I went for a walk, just because I'd been cooped up in the house for too long, and dusk is my favorite time of day.
Oh, you want to know about the pinwheels, and why I feel as if I've been dropped into the fifth circle of Dante's Inferno?
Here we go. See that picture over there, the one that shows a white and a colored half-square triangle set on top of a print square?
I made a whole lot of those white/print sets. And I was very clever, and while I was sewing them I carefully set aside one colored square for each set.
Do you see the problem?
As I started sewing, I realized that I was rapidly running out of colored squares. Duh. Of course... each of those white/print sets was cut into TWO squares, so I had half as many as I needed.
In my defense, last week I was fighting off some kind of nasty little bug. Just lots of fever, chills, aches and an overpowering need to sleep.
Would you believe I used all 50 and was still working on the blue squares? Yeah, I'm making a metric ton of pinwheels.
Yesterday I took what I'd done so far to my some-Mondays quilt group and spent something like 3 hours cutting what I've done so far apart. I had my little iron and my cutting stuff with me, but never got to the point of actually being able to press any, much less square them up.
He doesn't see why I would rather play with bits of fabric than pet my beautiful cat.
I had a little trouble taking this picture. That's my arm and hand he's resting his head on.
Ever try chain-piecing when your "steady" hand is pinned down?
Not the easiest thing to do!
Then he moved over a bit, but kept his paw on the pieces so I couldn't move them.
I love those little chubby white paws of his, though.
Look at that defiant stare!
I've been busy with other stuff, though, so no sewing today or maybe not even tomorrow.
In case I forget I'm a knitter, I have a few UFOs to remind me.
This particular one has been hibernating for a while, and I finally decided that I wasn't going to like it when it was done. It's a pretty design, and the yarn is to die for--cashmere, silk, merino wool, in a heavenly lavender--but I wasn't feeling it.
So I decided the wisest thing was to frog it. Directly onto the ball winder!
Then there was another round of purging the yarn stash. The first picture is stuff I've set aside to sell, either in person or via my eBay assistant (aka Courtney of the eternal patience and talent).
This is all really good stuff. Not that I've really had any crap yarn around the place for a while, but I have finally realized that I can't possibly knit it all.
So time to rehome it. I've already sold one skein out of the stack, so go me!
The next picture is stuff I decided to just give away.
There was more added to this after I took the picture, In fact, there wound up being two large tubs' worth.

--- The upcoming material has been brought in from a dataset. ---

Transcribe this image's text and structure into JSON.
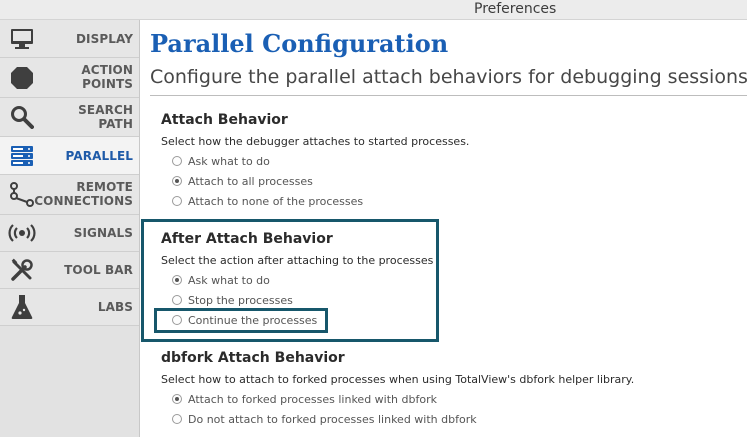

|The Great Wall of Rubbermaid|
I'm very happy to have it gone.
Those empty tubs next to the full tub are boxes and bins that were emptied out. So now there's less in the Great Wall of Rubbermaid.
Speaking of which:
And now for something completely different.
With all the interest that was shown over the Double Wedding Ring bits that were left on my doorstep, I thought I'd follow up a bit.
I passed it along to Tim Latimer, who does the most amazing things with vintage quilt tops and unfinished pieces. He blogged about it here.
I'd mentioned the DWR quilt Id made for my son and his wife when they were married in '87, and texted JP to ask him to send me some pictures of their quilt.
So here are his pictures!
I love the hanger he made for it. JP has a real talent with woodworking, among other skills.
It's all hand quilted and uses the finest of quilting fabrics that were available in '87. I guess that kind of makes it a time capsule.
Maybe some day a quilt historian will look at this quilt and have some comments about the choices. Some of the fabrics have faded a bit, but I personally am glad to know that they've had it and loved it for all these years, and that it's been a background to much of their family life. Much better for a quilt than to be hidden away carefully "preserved" and yet meaningless!
One thing my hypothetical historian might notice is that the quilting stitches are mostly not perfect, and there's a wild variation in skill levels. That's because I had help quilting it from friends who wanted a part of it, from my daughters who wanted to learn a bit, and even--wait for it--from some celebrities.
This quilt had a "cameo" part in the John-Boy's Wedding episode of The Waltons. So the Quilting Consultants (a co-worker, Janeen Lewis, and I) got to spend a day on set, coaching the actors on how to appear to be quilting (for the ones who didn't actually know how). A few of the ladies did know how to quilt, though. Michael Learned (Mom Walton) is an accomplished quilter.
So, there's my update about what's been happening. I have a piece of deadline knitting that needs to be finished ASAP, which I can hopefully show off the next time I blog, and maybe I can start dividing my time a little more evenly between the quilting and the knitting.
Well, it could happen. I could finish a pinwheel quilt or two in this millenium. too. Weirder things have happened!